▶ [Exercise] Line by line, please look for the word "true" in the following records, then copy each line you find it in.

(Interface dataset entries)
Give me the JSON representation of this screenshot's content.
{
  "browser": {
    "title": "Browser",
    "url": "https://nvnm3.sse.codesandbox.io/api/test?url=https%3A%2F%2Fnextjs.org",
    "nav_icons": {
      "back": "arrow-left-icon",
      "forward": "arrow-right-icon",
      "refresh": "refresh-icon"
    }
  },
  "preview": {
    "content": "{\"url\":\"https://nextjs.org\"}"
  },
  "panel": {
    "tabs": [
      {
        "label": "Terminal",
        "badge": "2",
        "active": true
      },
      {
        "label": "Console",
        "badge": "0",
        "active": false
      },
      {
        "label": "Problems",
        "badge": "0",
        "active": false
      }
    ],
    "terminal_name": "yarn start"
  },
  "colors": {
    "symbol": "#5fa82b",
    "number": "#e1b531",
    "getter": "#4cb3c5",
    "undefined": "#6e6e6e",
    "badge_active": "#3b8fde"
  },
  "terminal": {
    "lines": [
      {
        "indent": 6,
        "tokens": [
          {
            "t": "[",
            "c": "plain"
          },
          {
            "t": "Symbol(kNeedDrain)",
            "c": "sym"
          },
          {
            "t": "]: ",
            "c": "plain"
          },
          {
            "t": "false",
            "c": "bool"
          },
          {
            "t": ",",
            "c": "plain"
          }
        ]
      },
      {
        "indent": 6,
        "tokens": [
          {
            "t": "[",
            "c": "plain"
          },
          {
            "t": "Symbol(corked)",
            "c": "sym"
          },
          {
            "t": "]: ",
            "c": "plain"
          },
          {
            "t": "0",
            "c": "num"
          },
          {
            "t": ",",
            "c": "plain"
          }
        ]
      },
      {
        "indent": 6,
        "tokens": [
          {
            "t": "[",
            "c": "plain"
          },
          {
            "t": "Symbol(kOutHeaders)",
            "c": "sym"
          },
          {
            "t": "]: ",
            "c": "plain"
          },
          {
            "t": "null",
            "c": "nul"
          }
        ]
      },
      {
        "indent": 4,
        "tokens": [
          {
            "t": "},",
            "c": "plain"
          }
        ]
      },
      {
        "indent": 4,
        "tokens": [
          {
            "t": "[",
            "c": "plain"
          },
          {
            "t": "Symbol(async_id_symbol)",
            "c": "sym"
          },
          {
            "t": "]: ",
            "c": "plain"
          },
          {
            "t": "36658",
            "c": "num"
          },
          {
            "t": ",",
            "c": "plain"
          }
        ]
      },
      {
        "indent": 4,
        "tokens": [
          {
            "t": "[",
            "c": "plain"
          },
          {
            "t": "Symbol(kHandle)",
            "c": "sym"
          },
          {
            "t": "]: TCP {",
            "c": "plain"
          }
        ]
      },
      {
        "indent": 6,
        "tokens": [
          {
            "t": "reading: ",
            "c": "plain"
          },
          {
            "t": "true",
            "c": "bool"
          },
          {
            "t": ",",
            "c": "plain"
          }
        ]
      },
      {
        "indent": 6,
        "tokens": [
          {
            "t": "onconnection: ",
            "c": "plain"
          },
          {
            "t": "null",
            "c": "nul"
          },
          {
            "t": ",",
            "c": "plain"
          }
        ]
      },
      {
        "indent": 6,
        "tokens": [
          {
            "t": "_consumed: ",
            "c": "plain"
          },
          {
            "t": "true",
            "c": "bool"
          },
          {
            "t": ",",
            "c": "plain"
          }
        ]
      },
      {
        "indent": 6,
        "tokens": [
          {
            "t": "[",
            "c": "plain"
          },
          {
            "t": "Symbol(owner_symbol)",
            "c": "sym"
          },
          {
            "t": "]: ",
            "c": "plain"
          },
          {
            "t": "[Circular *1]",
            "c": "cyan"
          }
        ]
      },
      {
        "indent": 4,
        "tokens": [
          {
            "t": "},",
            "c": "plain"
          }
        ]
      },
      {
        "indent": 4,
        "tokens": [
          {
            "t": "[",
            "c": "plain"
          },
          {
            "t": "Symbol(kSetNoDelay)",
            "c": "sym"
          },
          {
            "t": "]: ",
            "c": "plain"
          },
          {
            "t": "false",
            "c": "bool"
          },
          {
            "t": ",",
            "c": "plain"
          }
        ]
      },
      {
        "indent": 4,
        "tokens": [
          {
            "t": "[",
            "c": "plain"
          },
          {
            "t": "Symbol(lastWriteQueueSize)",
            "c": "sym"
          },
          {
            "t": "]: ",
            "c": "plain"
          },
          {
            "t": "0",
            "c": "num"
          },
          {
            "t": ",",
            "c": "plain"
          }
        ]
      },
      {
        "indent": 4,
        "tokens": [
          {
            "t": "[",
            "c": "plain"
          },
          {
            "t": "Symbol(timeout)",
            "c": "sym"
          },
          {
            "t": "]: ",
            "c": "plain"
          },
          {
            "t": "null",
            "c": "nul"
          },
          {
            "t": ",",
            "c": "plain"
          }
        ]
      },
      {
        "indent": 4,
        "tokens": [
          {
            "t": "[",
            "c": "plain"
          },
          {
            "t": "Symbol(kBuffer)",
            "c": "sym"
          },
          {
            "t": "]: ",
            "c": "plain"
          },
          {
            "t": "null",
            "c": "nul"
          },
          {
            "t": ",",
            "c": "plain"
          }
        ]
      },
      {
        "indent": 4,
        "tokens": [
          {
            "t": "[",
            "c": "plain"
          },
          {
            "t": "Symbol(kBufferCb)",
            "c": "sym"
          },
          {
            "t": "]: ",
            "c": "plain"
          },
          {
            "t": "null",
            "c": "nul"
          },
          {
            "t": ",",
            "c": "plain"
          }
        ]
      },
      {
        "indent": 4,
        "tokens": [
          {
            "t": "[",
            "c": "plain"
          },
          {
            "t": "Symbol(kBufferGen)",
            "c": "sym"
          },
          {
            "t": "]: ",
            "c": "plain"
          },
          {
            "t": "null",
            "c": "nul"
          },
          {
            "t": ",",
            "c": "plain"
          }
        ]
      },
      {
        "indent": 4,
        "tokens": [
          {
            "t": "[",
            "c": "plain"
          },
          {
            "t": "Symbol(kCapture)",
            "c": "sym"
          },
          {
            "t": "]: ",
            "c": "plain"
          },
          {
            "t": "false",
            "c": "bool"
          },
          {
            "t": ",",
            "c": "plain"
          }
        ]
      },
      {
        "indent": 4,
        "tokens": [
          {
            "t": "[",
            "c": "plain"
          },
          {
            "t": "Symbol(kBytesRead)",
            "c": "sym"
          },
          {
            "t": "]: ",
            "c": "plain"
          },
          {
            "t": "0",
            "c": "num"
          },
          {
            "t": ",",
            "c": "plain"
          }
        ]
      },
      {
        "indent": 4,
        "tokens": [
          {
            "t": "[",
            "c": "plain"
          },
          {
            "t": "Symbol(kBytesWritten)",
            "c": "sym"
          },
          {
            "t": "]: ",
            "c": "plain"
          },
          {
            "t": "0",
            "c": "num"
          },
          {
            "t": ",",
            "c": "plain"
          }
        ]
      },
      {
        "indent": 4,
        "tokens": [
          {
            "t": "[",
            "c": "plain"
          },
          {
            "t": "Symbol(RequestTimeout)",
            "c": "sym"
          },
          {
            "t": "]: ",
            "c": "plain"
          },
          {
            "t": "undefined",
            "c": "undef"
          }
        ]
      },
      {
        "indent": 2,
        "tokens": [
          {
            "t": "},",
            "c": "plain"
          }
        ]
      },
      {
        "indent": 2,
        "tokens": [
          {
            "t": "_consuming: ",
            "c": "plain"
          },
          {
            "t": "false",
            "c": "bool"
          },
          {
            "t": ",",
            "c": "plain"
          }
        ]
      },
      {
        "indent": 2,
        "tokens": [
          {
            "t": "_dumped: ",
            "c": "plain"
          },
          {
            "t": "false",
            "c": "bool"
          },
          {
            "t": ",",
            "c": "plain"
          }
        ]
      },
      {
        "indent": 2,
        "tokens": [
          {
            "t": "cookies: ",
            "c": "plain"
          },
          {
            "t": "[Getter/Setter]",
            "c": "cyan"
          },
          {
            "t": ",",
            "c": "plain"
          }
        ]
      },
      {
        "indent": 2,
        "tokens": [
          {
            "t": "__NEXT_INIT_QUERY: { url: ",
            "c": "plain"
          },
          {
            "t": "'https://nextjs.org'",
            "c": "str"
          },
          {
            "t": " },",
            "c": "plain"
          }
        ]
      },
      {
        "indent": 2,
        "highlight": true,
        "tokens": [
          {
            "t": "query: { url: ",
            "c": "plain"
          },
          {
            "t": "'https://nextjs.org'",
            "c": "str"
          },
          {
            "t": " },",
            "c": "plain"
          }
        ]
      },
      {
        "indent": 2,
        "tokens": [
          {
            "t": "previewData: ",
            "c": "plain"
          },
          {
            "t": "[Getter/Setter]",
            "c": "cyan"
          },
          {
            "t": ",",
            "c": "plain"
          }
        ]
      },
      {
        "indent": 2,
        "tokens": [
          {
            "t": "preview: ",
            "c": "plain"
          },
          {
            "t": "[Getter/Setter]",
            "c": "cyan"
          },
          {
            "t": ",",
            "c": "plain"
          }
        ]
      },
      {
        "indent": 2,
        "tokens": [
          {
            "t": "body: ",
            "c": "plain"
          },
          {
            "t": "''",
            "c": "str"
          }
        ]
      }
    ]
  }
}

▶ [Answer area]
        "active": true
            "t": "true",
            "t": "true",
        "highlight": true,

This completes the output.